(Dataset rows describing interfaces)
________________
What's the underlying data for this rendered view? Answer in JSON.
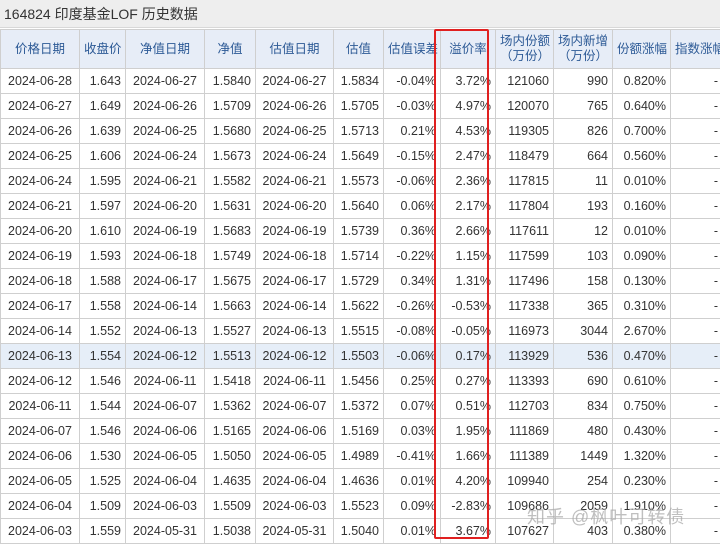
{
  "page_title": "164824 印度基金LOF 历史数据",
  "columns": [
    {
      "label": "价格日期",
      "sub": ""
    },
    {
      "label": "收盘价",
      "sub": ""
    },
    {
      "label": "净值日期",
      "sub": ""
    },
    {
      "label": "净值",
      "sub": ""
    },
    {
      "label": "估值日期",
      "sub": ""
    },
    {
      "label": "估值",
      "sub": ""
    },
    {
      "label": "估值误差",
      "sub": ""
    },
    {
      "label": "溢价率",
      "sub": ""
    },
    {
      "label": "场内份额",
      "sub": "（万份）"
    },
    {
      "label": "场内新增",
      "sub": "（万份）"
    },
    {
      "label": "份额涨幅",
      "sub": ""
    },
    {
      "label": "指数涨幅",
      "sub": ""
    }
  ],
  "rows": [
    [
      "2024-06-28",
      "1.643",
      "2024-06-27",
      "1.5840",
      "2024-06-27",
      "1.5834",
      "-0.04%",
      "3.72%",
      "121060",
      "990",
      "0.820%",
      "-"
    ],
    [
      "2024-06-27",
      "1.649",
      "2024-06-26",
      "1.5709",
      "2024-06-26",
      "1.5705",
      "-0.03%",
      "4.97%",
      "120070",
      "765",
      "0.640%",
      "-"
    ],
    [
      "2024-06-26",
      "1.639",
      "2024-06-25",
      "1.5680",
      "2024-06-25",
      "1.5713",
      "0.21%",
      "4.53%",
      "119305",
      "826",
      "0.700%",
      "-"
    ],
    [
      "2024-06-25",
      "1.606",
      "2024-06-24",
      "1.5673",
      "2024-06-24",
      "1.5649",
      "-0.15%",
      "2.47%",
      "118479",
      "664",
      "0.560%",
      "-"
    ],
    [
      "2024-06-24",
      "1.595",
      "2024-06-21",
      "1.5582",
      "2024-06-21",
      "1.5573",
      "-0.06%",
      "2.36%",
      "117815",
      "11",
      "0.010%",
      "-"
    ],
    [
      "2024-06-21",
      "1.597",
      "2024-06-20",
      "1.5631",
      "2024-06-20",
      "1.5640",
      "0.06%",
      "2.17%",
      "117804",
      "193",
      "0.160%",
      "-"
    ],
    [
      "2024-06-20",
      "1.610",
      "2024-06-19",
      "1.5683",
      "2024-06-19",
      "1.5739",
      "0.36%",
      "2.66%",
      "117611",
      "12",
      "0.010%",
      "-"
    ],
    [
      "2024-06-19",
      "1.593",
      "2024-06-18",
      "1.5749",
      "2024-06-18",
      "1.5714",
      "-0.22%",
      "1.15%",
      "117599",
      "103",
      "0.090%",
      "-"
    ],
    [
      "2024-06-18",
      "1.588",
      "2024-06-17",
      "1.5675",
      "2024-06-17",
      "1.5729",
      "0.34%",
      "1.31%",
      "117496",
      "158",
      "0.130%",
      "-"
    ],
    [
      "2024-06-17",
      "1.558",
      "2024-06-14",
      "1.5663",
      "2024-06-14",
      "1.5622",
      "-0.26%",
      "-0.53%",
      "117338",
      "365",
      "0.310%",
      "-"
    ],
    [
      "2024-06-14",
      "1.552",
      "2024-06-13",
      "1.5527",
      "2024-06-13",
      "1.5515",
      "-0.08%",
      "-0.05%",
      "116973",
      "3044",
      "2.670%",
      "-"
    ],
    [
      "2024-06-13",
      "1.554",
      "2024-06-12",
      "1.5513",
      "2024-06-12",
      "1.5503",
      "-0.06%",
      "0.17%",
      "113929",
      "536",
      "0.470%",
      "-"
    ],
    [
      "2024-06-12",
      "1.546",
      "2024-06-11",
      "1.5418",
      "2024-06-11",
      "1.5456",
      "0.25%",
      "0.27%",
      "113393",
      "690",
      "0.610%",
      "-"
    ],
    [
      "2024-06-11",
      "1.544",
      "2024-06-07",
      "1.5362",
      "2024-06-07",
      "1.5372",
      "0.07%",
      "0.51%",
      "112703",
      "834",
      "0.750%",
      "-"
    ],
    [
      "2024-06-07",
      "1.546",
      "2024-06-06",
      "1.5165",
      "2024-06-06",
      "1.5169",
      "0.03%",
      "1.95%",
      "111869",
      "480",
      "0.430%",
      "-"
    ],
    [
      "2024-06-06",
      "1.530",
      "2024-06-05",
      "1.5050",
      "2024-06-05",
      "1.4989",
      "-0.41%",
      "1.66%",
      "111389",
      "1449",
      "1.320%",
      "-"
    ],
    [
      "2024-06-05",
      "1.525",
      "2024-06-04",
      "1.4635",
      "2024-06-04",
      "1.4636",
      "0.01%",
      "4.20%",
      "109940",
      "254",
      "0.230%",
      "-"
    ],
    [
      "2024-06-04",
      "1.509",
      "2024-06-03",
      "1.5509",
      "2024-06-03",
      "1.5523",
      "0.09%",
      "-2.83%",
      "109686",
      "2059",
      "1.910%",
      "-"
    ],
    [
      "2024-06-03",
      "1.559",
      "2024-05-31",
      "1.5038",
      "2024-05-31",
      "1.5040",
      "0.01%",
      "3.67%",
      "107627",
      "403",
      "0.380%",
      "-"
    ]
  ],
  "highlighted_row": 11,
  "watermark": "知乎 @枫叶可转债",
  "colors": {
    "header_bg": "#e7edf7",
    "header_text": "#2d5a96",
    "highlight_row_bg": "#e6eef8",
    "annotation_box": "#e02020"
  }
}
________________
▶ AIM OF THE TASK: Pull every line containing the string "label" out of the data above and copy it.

▶ OUTPUT FOR THIS TASK:
      "label": "价格日期",
      "label": "收盘价",
      "label": "净值日期",
      "label": "净值",
      "label": "估值日期",
      "label": "估值",
      "label": "估值误差",
      "label": "溢价率",
      "label": "场内份额",
      "label": "场内新增",
      "label": "份额涨幅",
      "label": "指数涨幅",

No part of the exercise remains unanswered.